I used to be a vet tec at a banfield. Even if you don’t do the wellness package, which is a good value if you are doing the teeth cleaning, I believe we only charged around $200 for a dental cleaning. That was 4 years ago, so YMMV, but it was nowhere near the prices you’re getting.
You know what’s great for getting tartar off teeth? Crunching up raw bones. Both my dog’s significant tartat deposits were completely gone by 6 months of a raw diet. You should have seen the look on my vet’s face when he checked their teeth…
Tooth loss in dogs is usually due to advanced periodontal disease (which my older dog had - she hasn’t lost any more teeth since I started her on raw). The gums erode and the teeth just die at the root and fall out, but they don’t crumble and rot the way human teeth do.
Oddly, my girl doesn’t like to chew on a raw bone. Maybe the one I got her was too big, but I got the smallest I could find. She licked out all the marrow, but didn’t chew on it at all.
Elaborate on your dog’s diet. What exactly does it consist of? And what type of bones?
Raw animals in various states of butcherment, mostly ordered frozen from hare-today.com. I’ll buy some supermarket meat sometimes too - chicken backs and thighs, lamb.
I feed about half whole, bone-in cuts (mostly cheap ones like rabbit heads and turkey, duck and chicken necks, goat legs) and half ground carcass (they grind the whole animal bones and all except for the intestines, and package in 5 or 30-lb portions). I don’t give additonal organs very often, and I don’t supplement with anything. It’s been around 4 years now they’ve been on this diet. I have three dogs and two cats.
Oh, and I feed them smaller bones, and they crunch them up and swallow every bit. Weight-bearing bones from large animals such as beef marrow bones are what can break teeth, so I only give them to the dogs under supervision. They don’t gnaw on them all that much, they just scrape all the good stuff off and lick out the inside.
I haven’t had to spend a cent on detal care so far, and I credit this diet. Dogs are 13, 10 and nearly 2, and the cats are 3 and 5.
Huh. Quite an interesting website. I keep thinking about how gruesome it would seem to order a bag of rabbit heads.
I have a sister whose dog is on chicken wings, canned pumpkin, rice & some other odds and ends, but there’s not a whole lot of meat in wings.
Dogs can get salmonella infections from raw poultry just like people can.
If you go with a raw diet, I would caution you to do your research to make sure you aren’t missing any major vitamins and to have a system set up so you can deliver consistently nutritious meals at every setting in clean dishes because it is easy to get lazy. Also, please remember that anecdote is not the same thing as data.

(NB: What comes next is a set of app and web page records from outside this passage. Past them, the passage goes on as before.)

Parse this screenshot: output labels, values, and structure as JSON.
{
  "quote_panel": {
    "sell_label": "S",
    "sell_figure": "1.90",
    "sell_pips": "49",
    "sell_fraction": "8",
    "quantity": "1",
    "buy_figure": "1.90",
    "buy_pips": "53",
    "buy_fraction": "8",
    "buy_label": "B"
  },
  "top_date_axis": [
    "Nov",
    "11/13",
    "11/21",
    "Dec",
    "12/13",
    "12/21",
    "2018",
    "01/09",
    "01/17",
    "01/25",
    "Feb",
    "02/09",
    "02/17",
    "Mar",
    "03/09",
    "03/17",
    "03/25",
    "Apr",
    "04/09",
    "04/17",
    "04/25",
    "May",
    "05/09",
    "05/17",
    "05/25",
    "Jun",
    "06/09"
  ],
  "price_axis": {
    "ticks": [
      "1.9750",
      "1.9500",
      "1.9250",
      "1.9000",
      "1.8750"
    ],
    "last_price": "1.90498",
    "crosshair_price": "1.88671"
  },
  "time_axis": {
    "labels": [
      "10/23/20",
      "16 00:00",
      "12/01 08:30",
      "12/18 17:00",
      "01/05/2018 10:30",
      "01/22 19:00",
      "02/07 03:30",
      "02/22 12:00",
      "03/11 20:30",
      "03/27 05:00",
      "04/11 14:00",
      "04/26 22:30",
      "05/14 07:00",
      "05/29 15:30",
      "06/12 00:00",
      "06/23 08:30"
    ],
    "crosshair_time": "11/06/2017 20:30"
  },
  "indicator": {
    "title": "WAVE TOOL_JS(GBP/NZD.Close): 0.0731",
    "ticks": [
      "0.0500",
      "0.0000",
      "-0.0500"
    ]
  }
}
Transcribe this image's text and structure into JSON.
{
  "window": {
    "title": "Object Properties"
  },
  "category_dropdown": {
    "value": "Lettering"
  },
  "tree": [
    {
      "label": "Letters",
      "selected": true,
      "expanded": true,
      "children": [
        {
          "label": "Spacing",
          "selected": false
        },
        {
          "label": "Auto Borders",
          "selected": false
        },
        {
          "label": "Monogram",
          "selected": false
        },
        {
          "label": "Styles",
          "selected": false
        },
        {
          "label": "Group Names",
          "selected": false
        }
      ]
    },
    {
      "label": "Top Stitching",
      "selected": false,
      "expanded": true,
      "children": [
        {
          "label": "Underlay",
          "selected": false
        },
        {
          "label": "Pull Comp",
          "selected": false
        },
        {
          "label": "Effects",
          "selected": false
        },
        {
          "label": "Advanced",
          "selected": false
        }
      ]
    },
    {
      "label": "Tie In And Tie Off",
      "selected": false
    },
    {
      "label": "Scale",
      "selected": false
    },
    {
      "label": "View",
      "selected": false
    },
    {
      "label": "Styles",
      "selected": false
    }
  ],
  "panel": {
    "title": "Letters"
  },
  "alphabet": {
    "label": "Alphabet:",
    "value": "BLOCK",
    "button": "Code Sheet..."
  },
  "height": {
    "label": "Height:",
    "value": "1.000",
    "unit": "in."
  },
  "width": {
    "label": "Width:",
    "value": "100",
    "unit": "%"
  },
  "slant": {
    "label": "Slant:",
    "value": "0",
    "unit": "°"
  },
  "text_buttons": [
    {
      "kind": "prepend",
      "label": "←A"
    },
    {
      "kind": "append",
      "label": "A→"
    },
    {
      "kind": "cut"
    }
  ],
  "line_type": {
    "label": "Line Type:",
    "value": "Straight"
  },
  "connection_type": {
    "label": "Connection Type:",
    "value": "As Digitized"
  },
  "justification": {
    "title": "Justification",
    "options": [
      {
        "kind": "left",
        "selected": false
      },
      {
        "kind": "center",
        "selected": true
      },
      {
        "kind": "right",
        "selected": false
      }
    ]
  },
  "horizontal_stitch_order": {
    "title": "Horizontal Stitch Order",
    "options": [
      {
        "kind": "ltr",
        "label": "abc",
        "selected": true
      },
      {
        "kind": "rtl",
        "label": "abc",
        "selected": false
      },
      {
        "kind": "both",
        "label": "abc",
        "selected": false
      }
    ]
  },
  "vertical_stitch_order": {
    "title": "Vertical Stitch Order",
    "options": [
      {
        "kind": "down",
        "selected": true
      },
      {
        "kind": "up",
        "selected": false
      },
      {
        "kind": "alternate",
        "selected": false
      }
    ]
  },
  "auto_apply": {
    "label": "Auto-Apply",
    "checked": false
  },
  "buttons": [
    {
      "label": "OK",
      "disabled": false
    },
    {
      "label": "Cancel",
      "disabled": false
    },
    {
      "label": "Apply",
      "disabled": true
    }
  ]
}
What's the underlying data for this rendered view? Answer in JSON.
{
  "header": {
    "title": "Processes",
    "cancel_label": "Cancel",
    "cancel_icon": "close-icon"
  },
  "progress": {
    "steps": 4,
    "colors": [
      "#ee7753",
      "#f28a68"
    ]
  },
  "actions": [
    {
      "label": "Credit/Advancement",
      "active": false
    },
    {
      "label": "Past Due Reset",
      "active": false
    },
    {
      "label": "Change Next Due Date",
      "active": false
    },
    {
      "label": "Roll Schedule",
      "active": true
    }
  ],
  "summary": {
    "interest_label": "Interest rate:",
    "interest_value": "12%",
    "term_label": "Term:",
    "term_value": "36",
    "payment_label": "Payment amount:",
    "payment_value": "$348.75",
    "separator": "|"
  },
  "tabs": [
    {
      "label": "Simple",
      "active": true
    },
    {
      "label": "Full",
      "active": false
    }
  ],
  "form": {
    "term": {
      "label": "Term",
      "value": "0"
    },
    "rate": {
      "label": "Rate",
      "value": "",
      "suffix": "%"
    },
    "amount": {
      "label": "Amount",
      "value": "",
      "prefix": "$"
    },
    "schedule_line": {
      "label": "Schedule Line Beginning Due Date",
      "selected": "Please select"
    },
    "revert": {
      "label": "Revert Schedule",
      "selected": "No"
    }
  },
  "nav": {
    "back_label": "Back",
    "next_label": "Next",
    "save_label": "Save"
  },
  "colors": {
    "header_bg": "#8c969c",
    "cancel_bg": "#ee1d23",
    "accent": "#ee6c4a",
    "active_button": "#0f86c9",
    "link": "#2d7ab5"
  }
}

Futher more, even if raw diets delay dental disease, I sincerely doubt they can do much to correct dental disease that has already happened. I would caution you to work closely with your veterinarian.